── Provided records

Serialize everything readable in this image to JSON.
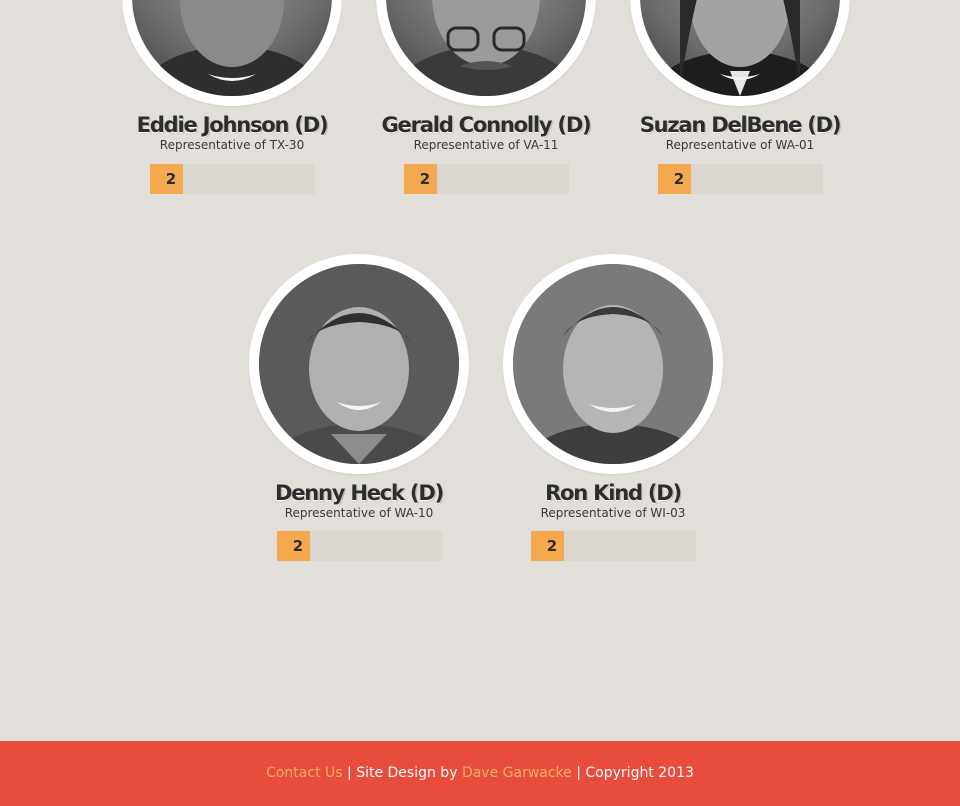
{
  "colors": {
    "page_background": "#e2dfda",
    "accent": "#f5a94e",
    "footer_background": "#e84c3d",
    "footer_link": "#f7b062"
  },
  "representatives": [
    {
      "name": "Eddie Johnson (D)",
      "district": "Representative of TX-30",
      "count": 2,
      "count_fraction": 0.2
    },
    {
      "name": "Gerald Connolly (D)",
      "district": "Representative of VA-11",
      "count": 2,
      "count_fraction": 0.2
    },
    {
      "name": "Suzan DelBene (D)",
      "district": "Representative of WA-01",
      "count": 2,
      "count_fraction": 0.2
    },
    {
      "name": "Denny Heck (D)",
      "district": "Representative of WA-10",
      "count": 2,
      "count_fraction": 0.2
    },
    {
      "name": "Ron Kind (D)",
      "district": "Representative of WI-03",
      "count": 2,
      "count_fraction": 0.2
    }
  ],
  "footer": {
    "contact_label": "Contact Us",
    "separator": " | ",
    "design_prefix": "Site Design by ",
    "designer": "Dave Garwacke",
    "copyright": "Copyright 2013"
  }
}
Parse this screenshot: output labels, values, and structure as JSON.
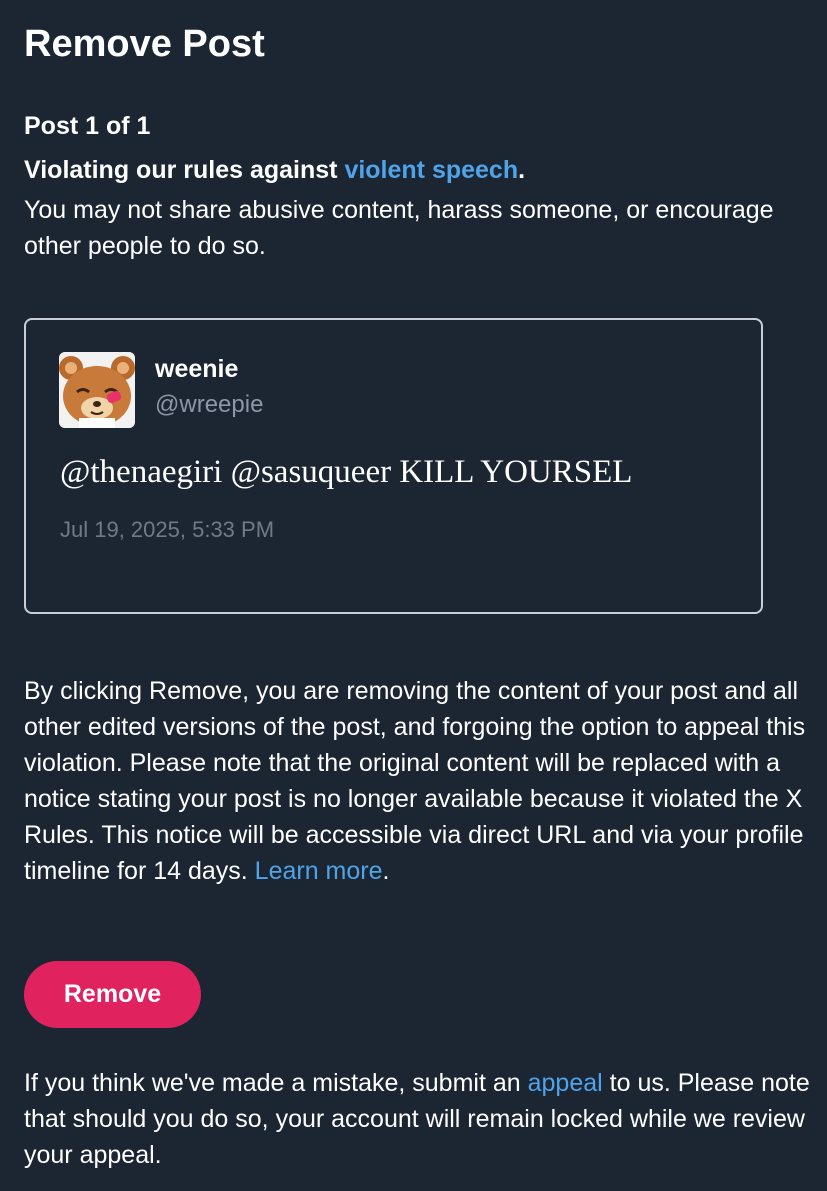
{
  "page": {
    "title": "Remove Post"
  },
  "violation": {
    "post_count": "Post 1 of 1",
    "heading_prefix": "Violating our rules against ",
    "rule_link": "violent speech",
    "heading_suffix": ".",
    "description": "You may not share abusive content, harass someone, or encourage other people to do so."
  },
  "post": {
    "display_name": "weenie",
    "handle": "@wreepie",
    "text": "@thenaegiri @sasuqueer KILL YOURSEL",
    "timestamp": "Jul 19, 2025, 5:33 PM",
    "avatar_icon": "bear-avatar"
  },
  "notice": {
    "text": "By clicking Remove, you are removing the content of your post and all other edited versions of the post, and forgoing the option to appeal this violation. Please note that the original content will be replaced with a notice stating your post is no longer available because it violated the X Rules. This notice will be accessible via direct URL and via your profile timeline for 14 days. ",
    "learn_more": "Learn more",
    "suffix": "."
  },
  "actions": {
    "remove_label": "Remove"
  },
  "appeal": {
    "prefix": "If you think we've made a mistake, submit an ",
    "link": "appeal",
    "suffix": " to us. Please note that should you do so, your account will remain locked while we review your appeal."
  },
  "colors": {
    "background": "#1c2633",
    "link": "#4fa3e8",
    "remove_button": "#e0235e",
    "card_border": "#c9ced6"
  }
}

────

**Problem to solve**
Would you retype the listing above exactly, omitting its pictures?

**Output**
Serialize everything readable in this image to JSON.
{
  "colors": {
    "page_background": "#e2dfda",
    "accent": "#f5a94e",
    "footer_background": "#e84c3d",
    "footer_link": "#f7b062"
  },
  "representatives": [
    {
      "name": "Eddie Johnson (D)",
      "district": "Representative of TX-30",
      "count": 2,
      "count_fraction": 0.2
    },
    {
      "name": "Gerald Connolly (D)",
      "district": "Representative of VA-11",
      "count": 2,
      "count_fraction": 0.2
    },
    {
      "name": "Suzan DelBene (D)",
      "district": "Representative of WA-01",
      "count": 2,
      "count_fraction": 0.2
    },
    {
      "name": "Denny Heck (D)",
      "district": "Representative of WA-10",
      "count": 2,
      "count_fraction": 0.2
    },
    {
      "name": "Ron Kind (D)",
      "district": "Representative of WI-03",
      "count": 2,
      "count_fraction": 0.2
    }
  ],
  "footer": {
    "contact_label": "Contact Us",
    "separator": " | ",
    "design_prefix": "Site Design by ",
    "designer": "Dave Garwacke",
    "copyright": "Copyright 2013"
  }
}
Parse this screenshot: output labels, values, and structure as JSON.
{
  "page": {
    "title": "Remove Post"
  },
  "violation": {
    "post_count": "Post 1 of 1",
    "heading_prefix": "Violating our rules against ",
    "rule_link": "violent speech",
    "heading_suffix": ".",
    "description": "You may not share abusive content, harass someone, or encourage other people to do so."
  },
  "post": {
    "display_name": "weenie",
    "handle": "@wreepie",
    "text": "@thenaegiri @sasuqueer KILL YOURSEL",
    "timestamp": "Jul 19, 2025, 5:33 PM",
    "avatar_icon": "bear-avatar"
  },
  "notice": {
    "text": "By clicking Remove, you are removing the content of your post and all other edited versions of the post, and forgoing the option to appeal this violation. Please note that the original content will be replaced with a notice stating your post is no longer available because it violated the X Rules. This notice will be accessible via direct URL and via your profile timeline for 14 days. ",
    "learn_more": "Learn more",
    "suffix": "."
  },
  "actions": {
    "remove_label": "Remove"
  },
  "appeal": {
    "prefix": "If you think we've made a mistake, submit an ",
    "link": "appeal",
    "suffix": " to us. Please note that should you do so, your account will remain locked while we review your appeal."
  },
  "colors": {
    "background": "#1c2633",
    "link": "#4fa3e8",
    "remove_button": "#e0235e",
    "card_border": "#c9ced6"
  }
}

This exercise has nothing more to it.